(TASK OBJECTIVE): Your task is to restate every entry below word for word and omit the images.

◆ ◆ ◆

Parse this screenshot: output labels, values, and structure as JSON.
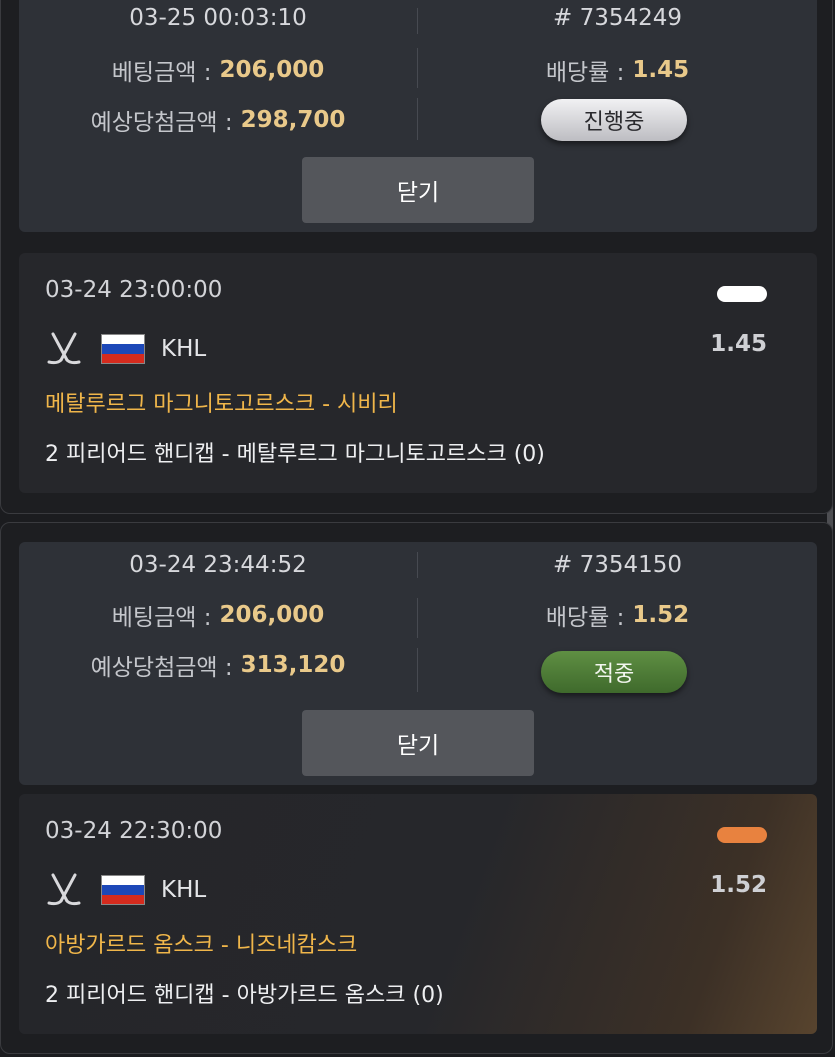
{
  "bets": [
    {
      "datetime": "03-25 00:03:10",
      "ticket": "# 7354249",
      "stake_label": "베팅금액 :",
      "stake": "206,000",
      "odds_label": "배당률 :",
      "odds": "1.45",
      "payout_label": "예상당첨금액 :",
      "payout": "298,700",
      "status": "진행중",
      "close": "닫기",
      "game": {
        "datetime": "03-24 23:00:00",
        "result_color": "#ffffff",
        "sport_icon": "hockey-sticks-icon",
        "country_flag": "russia-flag-icon",
        "league": "KHL",
        "odds": "1.45",
        "teams": "메탈루르그 마그니토고르스크 - 시비리",
        "pick": "2 피리어드 핸디캡 - 메탈루르그 마그니토고르스크 (0)"
      }
    },
    {
      "datetime": "03-24 23:44:52",
      "ticket": "# 7354150",
      "stake_label": "베팅금액 :",
      "stake": "206,000",
      "odds_label": "배당률 :",
      "odds": "1.52",
      "payout_label": "예상당첨금액 :",
      "payout": "313,120",
      "status": "적중",
      "close": "닫기",
      "game": {
        "datetime": "03-24 22:30:00",
        "result_color": "#e8823f",
        "sport_icon": "hockey-sticks-icon",
        "country_flag": "russia-flag-icon",
        "league": "KHL",
        "odds": "1.52",
        "teams": "아방가르드 옴스크 - 니즈네캄스크",
        "pick": "2 피리어드 핸디캡 - 아방가르드 옴스크 (0)"
      }
    }
  ],
  "colors": {
    "amount": "#e9c98a",
    "teams": "#f0b64a",
    "status_win": "#4f7d38",
    "status_progress": "#d9d9dc"
  }
}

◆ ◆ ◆

(COMPLETED EXERCISE):
Parse this screenshot: output labels, values, and structure as JSON.
{
  "bets": [
    {
      "datetime": "03-25 00:03:10",
      "ticket": "# 7354249",
      "stake_label": "베팅금액 :",
      "stake": "206,000",
      "odds_label": "배당률 :",
      "odds": "1.45",
      "payout_label": "예상당첨금액 :",
      "payout": "298,700",
      "status": "진행중",
      "close": "닫기",
      "game": {
        "datetime": "03-24 23:00:00",
        "result_color": "#ffffff",
        "sport_icon": "hockey-sticks-icon",
        "country_flag": "russia-flag-icon",
        "league": "KHL",
        "odds": "1.45",
        "teams": "메탈루르그 마그니토고르스크 - 시비리",
        "pick": "2 피리어드 핸디캡 - 메탈루르그 마그니토고르스크 (0)"
      }
    },
    {
      "datetime": "03-24 23:44:52",
      "ticket": "# 7354150",
      "stake_label": "베팅금액 :",
      "stake": "206,000",
      "odds_label": "배당률 :",
      "odds": "1.52",
      "payout_label": "예상당첨금액 :",
      "payout": "313,120",
      "status": "적중",
      "close": "닫기",
      "game": {
        "datetime": "03-24 22:30:00",
        "result_color": "#e8823f",
        "sport_icon": "hockey-sticks-icon",
        "country_flag": "russia-flag-icon",
        "league": "KHL",
        "odds": "1.52",
        "teams": "아방가르드 옴스크 - 니즈네캄스크",
        "pick": "2 피리어드 핸디캡 - 아방가르드 옴스크 (0)"
      }
    }
  ],
  "colors": {
    "amount": "#e9c98a",
    "teams": "#f0b64a",
    "status_win": "#4f7d38",
    "status_progress": "#d9d9dc"
  }
}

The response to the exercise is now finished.